Evaluating sweetpotato (Ipomoea batatas) genotypes for resistance to sweetpotato virus disease (SPVD) has been slow and inefficient. Ipomoea setosa plants, normally used as the source of scions for graft-infecting sweetpotatoes with viral diseases, are often severely stunted and their mortality is 10 to 30% when infected with SPVD, making them unsuitable as scions. Tanzania, a landrace of I. batatas widely grown in East Africa, was found to be a superior host for maintaining and increasing SPVD inoculum (scions) for mass grafting. Modifications to a cleft-grafting technique also increased survival of grafted SPVD-affected scions from 5 to 100%. These modifications, coupled with an efficient SPVD scoring technique, allowed rapid screening of large sweetpotato populations for SPVD resistance. Plant recovery from SPVD is reported here as a component of SPVD resistance. Differences in recovery from SPVD were detected among progenies, indicating its genetic basis. Plant tip dieback, a hypersensitivity response, was observed only in families with cv. Wagabolige as a parent.
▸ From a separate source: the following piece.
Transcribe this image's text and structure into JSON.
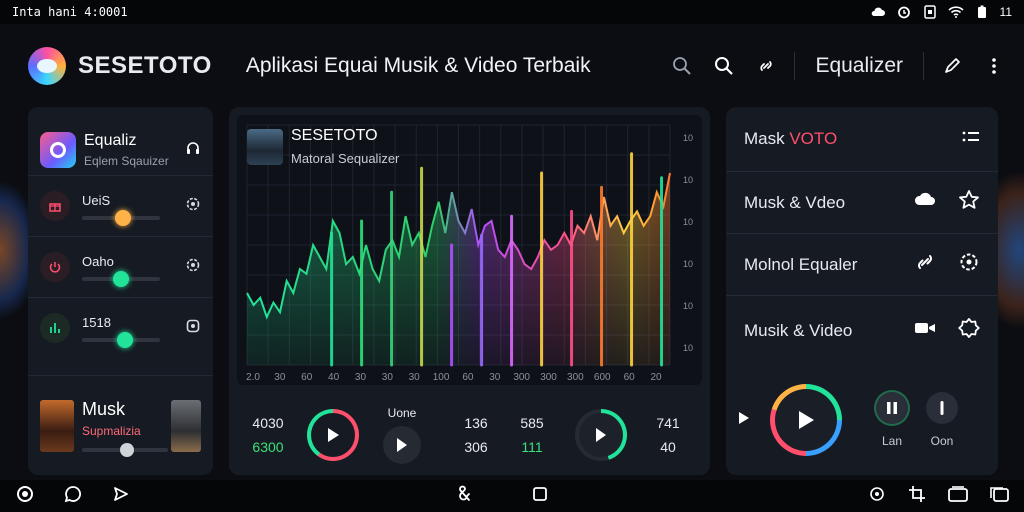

These findings may open up new opportunities for improved understanding and control of this devastating disease.
© 2013 The American Phytopathological Society